As I stare at the florescent glow that’s supposed to simulate sunlight, a nagging thought dogs me: “It’s just not the same as real sunlight,” I keep telling myself.
There’s something about genuine sunlight — how it bounces off trees and houses, how it shoots through windows and lights a room — that you just can’t capture in a box.
When the happy lamp is on, it just seems like I have my face extremely close to one of those florescent ceiling lights.
I’m not blind to the fact that part of the problem is me. Knowing that it’s not the same as real sunlight, I have a hard time giving it a chance. That’s really not fair to those who have to live in the same house with me, I realize.
As I said a couple days ago, I’m going to give it another go and work hard to be disciplined about it.
I bring all this up because I suspect I’m not the only one whose skepticism — or is it cynicism — gets in the way of the scientific benefits of light therapy.
I found a write-up from the Mayo Clinic that explains the science pretty well:
Light therapy is a way to treat seasonal affective disorder (SAD) by exposure to artificial light. Seasonal affective disorder is a type of depression that occurs at a certain time each year, usually in the fall or winter.
During light therapy, you sit or work near a device called a light therapy box. The box gives off bright light that mimics natural outdoor light. Light therapy is thought to affect brain chemicals linked to mood, easing SAD symptoms. Using a light therapy box may also help with other types of depression, sleep disorders and some other conditions. Light therapy is also known as bright light therapy or phototherapy.
Reading further, I can see how I haven’t exactly been doing it right. I turn on the box and don’t keep track of time. I’m inconsistent about the time of day I use it. My mind gets caught on visuals: what I want the light to look like vs. the scientific effect. Here’s how the Mayo Clinic says to do it:
Three key elements for effective light therapy
Light therapy is most effective when you have the proper combination of duration, timing and light intensity:

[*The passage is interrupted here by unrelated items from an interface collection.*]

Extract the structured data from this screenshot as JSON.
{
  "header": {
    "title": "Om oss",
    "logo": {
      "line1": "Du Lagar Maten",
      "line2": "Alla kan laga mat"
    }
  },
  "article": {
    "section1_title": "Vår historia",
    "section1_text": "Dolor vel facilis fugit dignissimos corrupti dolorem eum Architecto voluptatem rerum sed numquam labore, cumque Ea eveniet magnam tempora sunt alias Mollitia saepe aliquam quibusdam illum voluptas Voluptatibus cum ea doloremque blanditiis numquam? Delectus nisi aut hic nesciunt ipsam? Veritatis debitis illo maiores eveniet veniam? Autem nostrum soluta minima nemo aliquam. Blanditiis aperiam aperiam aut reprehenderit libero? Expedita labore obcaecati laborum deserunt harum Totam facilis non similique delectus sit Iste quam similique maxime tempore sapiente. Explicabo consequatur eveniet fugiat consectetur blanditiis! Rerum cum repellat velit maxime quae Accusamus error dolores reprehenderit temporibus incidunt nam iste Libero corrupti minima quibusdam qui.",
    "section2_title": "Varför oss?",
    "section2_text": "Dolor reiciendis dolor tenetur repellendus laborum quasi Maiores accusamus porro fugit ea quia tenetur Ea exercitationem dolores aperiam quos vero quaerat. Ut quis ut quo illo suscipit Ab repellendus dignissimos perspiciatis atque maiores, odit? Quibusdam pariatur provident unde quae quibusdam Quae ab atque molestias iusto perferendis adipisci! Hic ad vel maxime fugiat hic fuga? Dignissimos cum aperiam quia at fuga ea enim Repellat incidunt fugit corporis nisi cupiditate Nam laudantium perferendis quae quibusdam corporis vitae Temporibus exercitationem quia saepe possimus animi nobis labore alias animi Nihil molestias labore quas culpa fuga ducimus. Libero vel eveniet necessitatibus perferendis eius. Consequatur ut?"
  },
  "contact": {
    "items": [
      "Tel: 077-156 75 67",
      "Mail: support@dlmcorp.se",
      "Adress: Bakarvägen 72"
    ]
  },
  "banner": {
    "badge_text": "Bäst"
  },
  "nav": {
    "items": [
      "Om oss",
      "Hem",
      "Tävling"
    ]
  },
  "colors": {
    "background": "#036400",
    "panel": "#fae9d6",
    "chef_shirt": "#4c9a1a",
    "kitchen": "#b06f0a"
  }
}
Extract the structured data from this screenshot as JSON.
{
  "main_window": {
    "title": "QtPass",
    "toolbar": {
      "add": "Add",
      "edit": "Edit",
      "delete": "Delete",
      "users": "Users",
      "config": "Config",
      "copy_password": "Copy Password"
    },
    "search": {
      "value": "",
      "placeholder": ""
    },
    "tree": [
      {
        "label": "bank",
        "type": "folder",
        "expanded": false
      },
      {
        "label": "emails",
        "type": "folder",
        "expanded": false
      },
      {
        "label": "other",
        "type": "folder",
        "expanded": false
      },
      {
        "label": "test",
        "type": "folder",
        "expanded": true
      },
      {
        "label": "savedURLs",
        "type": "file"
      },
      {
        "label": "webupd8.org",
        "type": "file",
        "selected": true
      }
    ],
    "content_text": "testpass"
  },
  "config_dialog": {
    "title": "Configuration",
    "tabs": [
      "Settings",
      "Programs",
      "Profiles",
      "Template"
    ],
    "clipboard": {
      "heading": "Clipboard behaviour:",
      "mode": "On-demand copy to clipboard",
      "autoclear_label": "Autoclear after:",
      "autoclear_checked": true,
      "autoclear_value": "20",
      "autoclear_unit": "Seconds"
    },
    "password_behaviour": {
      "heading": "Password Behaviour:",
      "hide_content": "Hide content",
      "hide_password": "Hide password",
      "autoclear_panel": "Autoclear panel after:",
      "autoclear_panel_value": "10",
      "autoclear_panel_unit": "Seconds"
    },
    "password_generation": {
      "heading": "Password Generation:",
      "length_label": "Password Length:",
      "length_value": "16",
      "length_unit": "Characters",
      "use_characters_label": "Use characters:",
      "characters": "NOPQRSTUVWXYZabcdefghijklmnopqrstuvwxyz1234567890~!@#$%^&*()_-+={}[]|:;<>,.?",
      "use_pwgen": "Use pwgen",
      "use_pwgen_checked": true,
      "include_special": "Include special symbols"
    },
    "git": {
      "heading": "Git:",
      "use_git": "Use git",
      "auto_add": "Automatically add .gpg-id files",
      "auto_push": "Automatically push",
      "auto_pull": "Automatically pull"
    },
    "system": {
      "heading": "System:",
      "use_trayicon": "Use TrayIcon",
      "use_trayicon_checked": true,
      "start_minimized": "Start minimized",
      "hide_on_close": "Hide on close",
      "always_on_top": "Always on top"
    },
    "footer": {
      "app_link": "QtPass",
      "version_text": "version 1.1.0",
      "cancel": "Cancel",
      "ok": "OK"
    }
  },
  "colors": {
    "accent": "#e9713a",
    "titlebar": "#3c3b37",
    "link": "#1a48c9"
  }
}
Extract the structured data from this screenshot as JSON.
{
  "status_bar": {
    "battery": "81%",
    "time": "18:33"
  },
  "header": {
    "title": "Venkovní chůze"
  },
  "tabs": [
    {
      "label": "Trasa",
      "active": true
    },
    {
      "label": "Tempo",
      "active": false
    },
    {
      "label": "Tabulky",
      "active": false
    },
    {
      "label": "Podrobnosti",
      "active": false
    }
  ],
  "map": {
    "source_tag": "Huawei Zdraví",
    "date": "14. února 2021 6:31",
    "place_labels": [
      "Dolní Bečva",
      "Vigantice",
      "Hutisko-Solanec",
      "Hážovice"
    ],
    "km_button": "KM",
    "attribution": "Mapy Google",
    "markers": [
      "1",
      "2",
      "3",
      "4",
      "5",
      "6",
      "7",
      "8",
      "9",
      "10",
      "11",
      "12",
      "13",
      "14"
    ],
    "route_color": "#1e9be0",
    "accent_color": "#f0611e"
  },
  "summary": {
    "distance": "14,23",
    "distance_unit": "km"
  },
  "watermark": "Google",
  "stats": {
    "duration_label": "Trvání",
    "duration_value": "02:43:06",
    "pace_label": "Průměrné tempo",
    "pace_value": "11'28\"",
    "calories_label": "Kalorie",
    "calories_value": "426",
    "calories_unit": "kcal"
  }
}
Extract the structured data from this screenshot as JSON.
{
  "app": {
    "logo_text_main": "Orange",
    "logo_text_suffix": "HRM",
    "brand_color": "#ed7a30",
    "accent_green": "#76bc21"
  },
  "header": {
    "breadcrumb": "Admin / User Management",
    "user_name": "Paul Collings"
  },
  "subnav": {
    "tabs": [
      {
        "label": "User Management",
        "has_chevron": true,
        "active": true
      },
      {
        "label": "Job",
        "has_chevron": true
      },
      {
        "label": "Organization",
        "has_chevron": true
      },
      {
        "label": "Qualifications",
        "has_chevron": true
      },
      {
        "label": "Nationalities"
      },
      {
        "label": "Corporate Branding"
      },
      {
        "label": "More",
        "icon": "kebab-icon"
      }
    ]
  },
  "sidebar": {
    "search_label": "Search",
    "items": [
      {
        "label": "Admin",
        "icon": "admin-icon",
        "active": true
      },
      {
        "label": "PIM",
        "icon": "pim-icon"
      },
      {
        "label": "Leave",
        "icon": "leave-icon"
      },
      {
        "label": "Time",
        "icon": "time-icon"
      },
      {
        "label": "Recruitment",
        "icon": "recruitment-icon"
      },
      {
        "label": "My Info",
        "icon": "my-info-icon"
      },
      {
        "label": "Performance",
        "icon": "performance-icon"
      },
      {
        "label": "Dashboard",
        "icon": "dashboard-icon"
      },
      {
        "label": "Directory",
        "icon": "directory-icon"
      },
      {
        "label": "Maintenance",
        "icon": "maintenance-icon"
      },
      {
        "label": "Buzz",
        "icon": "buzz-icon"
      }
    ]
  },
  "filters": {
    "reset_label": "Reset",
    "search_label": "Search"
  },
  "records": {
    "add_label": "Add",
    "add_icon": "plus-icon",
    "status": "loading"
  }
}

- Duration. When you first start light therapy, your doctor may recommend treatment for shorter blocks of time, such as 15 minutes. You gradually work up to longer periods. Eventually, light therapy typically involves daily sessions ranging from 30 minutes to two hours, depending on your light box’s intensity.
- Timing. For most people, light therapy is most effective when it’s done early in the morning, after you first wake up. Doing light therapy at night can disrupt your sleep. Because light therapy seems to work best in the early morning, you may need to wake up earlier than you normally would to get the most benefit from treatment. Your doctor can help you find the light therapy schedule that works best.
- Intensity. The intensity of the light box is recorded in lux, which is a measure of the amount of light you receive at a specific distance from a light source. Light boxes for light therapy usually produce between 2,500 lux and 10,000 lux. The intensity of your light box affect how far you sit from it and the length of time you need to use it. The 10,000 lux light boxes usually require 30-minute sessions, while the 2,500 lux light boxes may require 2-hour sessions.
Finding time for light therapy
Light therapy requires time and consistency. You may be tempted to skip sessions or quit altogether because you don’t want to spend time sitting by a light box. But light therapy doesn’t have to be boring. It can be time well spent.
You can set your light box on a table or desk in your home or in your office. That enables you to read, use a computer, write, watch television, talk on the phone or eat while undergoing light therapy. Some light boxes are even available as visors that you can wear, although their effectiveness isn’t proven.
Getting the most out of light therapy
Light therapy isn’t effective for everyone. But you can take steps to get the most out of your light therapy and help make it a success, including:
- Be consistent. Sticking to a daily routine of light therapy sessions can help ensure that you maintain improvements over time. If you simply can’t do light therapy every day, take a day or two off, but monitor your mood and other symptoms — you may have to find a way to fit in light therapy every day.
- Time it right. If you interrupt light therapy during the winter months or stop too soon in the spring when you think you’re improving, your symptoms could return.
- Get the right light box. Do some research and talk to your doctor before purchasing a light therapy box. That way you can be sure your light box is safe, the right brightness and that its style and features make it convenient to use.
- Include other treatment. If your symptoms don’t improve enough with light therapy, you may need additional treatment. Talk to your doctor about other treatment options, such as psychotherapy or antidepressants.
OK, then. I’m going to give this another try.